◆ **Exercise requirements**: Locate every line below that contains the word "step" and copy it.

Saved data entries

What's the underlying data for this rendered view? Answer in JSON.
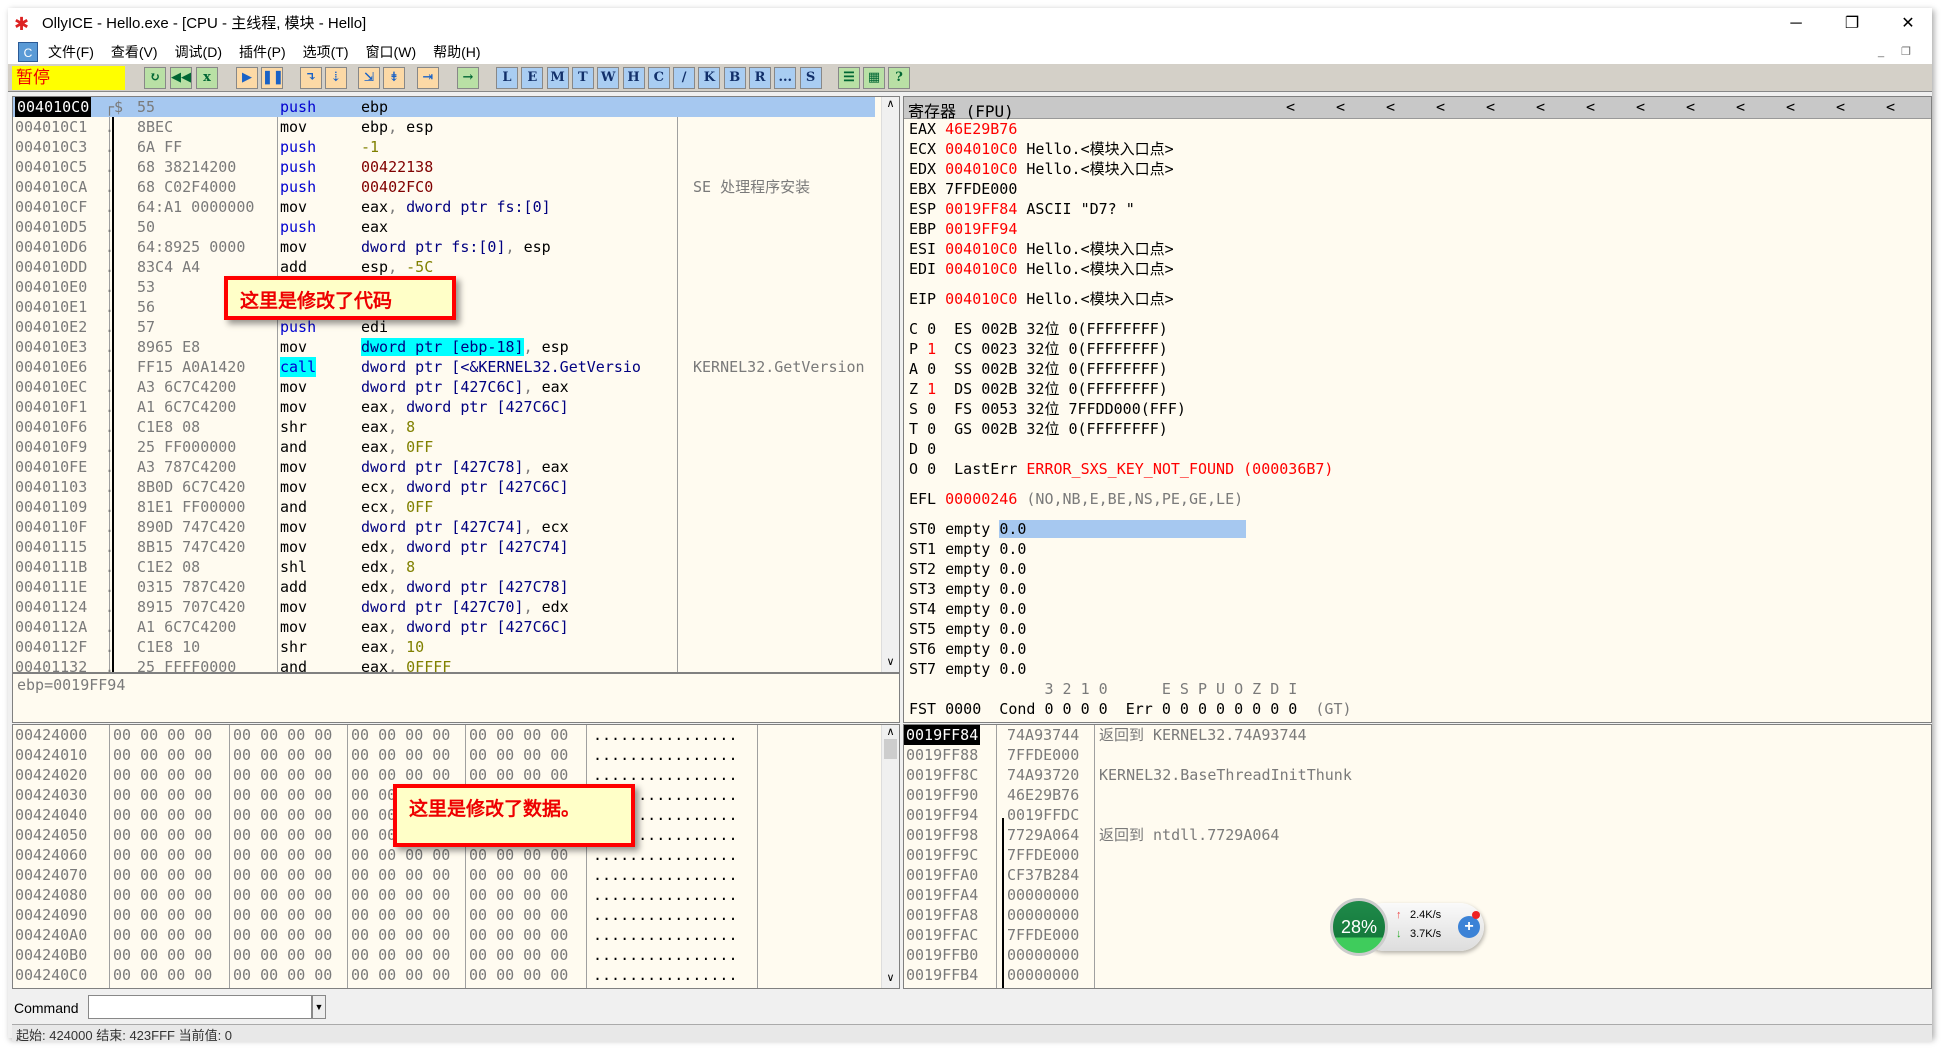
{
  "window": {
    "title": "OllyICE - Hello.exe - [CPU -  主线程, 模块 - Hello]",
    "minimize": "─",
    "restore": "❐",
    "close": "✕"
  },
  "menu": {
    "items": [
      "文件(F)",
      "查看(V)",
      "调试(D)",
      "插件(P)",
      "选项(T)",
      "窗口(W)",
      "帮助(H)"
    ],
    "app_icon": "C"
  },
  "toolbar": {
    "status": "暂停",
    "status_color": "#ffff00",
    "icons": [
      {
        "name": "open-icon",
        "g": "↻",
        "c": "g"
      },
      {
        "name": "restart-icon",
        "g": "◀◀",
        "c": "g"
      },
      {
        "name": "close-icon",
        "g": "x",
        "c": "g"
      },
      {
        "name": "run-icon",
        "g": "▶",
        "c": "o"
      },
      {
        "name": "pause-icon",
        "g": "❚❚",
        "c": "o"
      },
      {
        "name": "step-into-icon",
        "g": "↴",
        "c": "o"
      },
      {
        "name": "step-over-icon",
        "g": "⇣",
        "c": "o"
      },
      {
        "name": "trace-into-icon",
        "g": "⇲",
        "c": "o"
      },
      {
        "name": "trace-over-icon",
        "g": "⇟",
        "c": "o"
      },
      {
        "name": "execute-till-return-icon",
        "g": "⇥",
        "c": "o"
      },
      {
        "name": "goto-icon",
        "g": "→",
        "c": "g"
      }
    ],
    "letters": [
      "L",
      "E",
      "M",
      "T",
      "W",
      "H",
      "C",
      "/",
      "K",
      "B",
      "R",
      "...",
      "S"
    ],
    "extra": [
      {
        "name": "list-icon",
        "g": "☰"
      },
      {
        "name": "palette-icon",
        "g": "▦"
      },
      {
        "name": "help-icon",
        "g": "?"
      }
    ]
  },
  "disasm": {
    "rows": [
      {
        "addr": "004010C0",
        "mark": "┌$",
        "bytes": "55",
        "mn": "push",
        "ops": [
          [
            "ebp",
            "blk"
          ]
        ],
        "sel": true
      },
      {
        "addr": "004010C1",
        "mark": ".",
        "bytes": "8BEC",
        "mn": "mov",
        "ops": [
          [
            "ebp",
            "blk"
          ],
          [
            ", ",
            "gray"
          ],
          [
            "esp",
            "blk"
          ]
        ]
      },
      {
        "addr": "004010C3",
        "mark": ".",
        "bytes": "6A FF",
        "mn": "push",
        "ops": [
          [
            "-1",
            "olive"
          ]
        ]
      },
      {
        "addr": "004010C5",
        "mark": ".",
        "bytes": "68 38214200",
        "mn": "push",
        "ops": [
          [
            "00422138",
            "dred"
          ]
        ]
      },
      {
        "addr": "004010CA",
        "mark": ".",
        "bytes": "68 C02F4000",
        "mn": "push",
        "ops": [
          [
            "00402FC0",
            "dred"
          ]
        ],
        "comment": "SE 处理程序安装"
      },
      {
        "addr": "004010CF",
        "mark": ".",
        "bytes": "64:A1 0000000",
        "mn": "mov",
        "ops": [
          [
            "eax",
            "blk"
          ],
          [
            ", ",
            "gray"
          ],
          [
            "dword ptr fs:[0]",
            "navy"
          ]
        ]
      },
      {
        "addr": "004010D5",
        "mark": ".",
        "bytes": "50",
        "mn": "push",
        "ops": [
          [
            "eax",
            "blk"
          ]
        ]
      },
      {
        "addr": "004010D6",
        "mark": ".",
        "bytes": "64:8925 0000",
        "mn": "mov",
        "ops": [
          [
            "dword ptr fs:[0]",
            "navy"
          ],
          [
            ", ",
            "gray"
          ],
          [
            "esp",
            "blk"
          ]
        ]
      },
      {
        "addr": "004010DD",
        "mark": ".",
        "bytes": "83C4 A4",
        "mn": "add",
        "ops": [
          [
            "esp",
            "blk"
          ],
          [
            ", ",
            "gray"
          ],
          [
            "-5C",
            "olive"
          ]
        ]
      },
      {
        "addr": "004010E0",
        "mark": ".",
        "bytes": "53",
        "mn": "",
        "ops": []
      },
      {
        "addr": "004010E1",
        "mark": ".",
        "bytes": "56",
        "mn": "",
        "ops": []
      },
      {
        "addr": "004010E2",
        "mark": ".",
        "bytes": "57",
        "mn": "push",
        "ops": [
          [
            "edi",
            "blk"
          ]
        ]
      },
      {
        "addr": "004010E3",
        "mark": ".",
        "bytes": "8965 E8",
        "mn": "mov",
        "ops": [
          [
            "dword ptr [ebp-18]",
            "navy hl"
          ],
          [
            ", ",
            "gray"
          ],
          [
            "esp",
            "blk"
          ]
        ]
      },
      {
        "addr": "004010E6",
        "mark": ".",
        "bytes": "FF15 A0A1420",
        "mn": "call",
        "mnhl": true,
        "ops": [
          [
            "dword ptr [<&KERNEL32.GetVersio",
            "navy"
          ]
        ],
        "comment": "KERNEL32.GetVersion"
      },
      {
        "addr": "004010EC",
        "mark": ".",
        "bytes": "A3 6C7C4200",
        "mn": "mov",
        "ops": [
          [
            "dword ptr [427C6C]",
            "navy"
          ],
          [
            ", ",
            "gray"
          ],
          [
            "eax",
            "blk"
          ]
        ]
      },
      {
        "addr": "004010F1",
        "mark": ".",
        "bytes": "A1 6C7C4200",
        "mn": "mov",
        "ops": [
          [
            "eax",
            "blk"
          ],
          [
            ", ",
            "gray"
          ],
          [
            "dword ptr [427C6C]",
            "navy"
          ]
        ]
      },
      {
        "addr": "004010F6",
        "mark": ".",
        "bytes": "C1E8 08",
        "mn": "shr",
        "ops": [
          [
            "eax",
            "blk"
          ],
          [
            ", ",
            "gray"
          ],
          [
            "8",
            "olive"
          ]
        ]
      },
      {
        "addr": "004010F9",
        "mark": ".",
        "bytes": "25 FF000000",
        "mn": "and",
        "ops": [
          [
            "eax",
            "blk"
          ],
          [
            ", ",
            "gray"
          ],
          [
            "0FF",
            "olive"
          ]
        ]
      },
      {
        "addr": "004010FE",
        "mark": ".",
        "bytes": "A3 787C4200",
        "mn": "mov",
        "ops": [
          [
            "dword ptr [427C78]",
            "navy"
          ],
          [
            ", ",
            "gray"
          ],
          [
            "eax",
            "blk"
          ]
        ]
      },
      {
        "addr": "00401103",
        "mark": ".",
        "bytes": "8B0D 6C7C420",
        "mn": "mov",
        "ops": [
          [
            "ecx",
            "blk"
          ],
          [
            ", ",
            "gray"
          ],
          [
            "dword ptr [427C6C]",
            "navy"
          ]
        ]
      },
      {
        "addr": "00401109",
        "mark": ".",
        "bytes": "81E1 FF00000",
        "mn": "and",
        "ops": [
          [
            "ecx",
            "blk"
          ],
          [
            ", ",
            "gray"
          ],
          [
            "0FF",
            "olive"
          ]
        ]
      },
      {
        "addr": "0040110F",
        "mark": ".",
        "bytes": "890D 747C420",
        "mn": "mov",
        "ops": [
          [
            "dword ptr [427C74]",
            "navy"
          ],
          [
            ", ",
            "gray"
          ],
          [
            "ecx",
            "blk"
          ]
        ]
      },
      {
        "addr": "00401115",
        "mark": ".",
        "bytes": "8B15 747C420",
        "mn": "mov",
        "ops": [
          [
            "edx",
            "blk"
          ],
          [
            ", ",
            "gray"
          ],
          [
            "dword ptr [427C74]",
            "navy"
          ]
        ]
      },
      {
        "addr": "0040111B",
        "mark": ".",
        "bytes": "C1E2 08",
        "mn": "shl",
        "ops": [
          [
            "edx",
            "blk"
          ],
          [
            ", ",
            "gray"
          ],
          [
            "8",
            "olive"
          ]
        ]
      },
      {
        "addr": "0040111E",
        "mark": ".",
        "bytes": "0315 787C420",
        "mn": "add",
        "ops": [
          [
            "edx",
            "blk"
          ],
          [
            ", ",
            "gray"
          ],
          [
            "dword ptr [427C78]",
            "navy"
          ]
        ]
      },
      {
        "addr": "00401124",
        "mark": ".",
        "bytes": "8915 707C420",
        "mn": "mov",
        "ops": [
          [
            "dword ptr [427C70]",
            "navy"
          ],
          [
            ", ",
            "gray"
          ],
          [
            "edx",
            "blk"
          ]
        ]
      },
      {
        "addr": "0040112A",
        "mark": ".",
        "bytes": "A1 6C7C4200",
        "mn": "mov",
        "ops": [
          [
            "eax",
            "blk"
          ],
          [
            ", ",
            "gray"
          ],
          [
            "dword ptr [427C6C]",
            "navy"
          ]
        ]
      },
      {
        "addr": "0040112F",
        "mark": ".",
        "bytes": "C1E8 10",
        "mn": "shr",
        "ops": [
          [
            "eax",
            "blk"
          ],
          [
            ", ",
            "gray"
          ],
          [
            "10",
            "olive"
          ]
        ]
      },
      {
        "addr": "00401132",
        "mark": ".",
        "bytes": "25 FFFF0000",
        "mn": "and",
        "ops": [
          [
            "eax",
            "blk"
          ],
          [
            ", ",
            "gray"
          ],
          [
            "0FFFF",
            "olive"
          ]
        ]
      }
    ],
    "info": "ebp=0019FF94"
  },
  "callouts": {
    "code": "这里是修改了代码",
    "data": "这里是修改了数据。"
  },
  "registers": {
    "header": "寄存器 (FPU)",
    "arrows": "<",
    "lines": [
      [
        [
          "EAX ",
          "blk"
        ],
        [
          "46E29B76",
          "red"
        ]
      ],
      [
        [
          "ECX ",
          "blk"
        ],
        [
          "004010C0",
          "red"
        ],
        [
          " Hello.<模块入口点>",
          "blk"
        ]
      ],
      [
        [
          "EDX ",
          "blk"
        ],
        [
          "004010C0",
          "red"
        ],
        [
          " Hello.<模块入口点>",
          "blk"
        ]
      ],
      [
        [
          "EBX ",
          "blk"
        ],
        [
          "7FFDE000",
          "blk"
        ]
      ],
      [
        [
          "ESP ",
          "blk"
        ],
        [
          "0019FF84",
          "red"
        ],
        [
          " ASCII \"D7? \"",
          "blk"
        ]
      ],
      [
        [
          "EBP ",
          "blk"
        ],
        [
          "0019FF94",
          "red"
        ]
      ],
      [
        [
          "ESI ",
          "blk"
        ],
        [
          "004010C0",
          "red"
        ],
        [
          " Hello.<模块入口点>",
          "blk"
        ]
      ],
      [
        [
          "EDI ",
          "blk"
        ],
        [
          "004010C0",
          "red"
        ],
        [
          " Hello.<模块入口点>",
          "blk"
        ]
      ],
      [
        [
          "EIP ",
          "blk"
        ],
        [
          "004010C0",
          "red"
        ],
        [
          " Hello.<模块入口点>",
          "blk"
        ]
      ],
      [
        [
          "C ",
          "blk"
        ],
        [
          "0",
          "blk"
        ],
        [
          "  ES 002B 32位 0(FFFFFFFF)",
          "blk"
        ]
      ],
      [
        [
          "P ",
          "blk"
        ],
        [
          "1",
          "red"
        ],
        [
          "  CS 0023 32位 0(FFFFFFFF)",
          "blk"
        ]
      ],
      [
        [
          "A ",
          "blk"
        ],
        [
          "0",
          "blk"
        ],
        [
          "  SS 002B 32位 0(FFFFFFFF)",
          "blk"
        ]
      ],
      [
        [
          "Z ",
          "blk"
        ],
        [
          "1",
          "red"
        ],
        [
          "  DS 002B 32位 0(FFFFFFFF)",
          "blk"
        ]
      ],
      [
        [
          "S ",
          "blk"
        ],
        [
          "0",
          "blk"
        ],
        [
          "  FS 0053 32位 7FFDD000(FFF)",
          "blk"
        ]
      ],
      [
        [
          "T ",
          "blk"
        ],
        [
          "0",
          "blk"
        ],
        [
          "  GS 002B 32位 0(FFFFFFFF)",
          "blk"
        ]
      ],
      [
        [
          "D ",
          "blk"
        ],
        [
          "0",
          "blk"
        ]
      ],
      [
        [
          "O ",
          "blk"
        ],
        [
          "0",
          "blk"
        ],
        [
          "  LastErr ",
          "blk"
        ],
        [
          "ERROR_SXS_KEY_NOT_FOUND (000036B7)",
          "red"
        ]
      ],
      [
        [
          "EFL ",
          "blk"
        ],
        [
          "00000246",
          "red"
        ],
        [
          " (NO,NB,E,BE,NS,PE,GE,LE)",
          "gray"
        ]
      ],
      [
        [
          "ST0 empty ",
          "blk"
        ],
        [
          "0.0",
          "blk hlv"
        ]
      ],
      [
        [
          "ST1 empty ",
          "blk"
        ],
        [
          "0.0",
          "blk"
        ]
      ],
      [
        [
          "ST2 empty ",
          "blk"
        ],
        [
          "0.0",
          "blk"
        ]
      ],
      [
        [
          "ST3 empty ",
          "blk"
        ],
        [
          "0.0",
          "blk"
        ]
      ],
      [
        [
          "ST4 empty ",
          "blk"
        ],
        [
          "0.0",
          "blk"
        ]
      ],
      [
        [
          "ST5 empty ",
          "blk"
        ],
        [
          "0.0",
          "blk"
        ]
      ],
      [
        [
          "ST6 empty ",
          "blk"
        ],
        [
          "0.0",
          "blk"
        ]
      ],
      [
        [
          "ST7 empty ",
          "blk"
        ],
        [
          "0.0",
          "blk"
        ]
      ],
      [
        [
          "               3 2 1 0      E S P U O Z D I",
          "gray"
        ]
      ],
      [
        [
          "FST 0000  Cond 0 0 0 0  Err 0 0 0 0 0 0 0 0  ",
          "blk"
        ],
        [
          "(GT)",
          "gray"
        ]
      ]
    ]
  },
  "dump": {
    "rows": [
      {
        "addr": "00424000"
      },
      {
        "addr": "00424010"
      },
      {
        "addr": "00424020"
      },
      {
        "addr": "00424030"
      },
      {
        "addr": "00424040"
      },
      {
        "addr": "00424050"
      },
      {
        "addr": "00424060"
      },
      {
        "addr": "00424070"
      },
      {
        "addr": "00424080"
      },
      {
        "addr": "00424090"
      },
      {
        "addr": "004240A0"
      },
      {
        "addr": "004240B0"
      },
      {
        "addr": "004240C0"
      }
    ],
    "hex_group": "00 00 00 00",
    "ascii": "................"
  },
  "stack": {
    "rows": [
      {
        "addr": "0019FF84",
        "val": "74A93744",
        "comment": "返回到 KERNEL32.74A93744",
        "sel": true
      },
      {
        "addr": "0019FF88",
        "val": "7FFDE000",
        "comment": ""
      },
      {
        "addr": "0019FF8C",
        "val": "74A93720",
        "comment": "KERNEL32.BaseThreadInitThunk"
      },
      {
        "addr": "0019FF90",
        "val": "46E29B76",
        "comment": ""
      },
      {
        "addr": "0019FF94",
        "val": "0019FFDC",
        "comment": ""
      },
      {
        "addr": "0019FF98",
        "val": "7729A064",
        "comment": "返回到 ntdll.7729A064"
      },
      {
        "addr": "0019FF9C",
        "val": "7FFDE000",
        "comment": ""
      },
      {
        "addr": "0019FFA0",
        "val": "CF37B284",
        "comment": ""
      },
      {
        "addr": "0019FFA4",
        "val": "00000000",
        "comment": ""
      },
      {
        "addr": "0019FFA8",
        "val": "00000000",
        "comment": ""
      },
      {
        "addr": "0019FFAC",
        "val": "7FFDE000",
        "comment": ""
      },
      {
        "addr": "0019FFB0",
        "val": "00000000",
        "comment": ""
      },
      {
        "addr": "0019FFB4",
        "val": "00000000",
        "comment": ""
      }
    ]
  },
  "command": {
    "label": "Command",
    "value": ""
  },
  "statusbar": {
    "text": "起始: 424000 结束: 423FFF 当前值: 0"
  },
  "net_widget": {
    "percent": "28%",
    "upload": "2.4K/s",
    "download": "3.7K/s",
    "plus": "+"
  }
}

◆ **Solution to this problem**:
        "name": "step-into-icon",
        "name": "step-over-icon",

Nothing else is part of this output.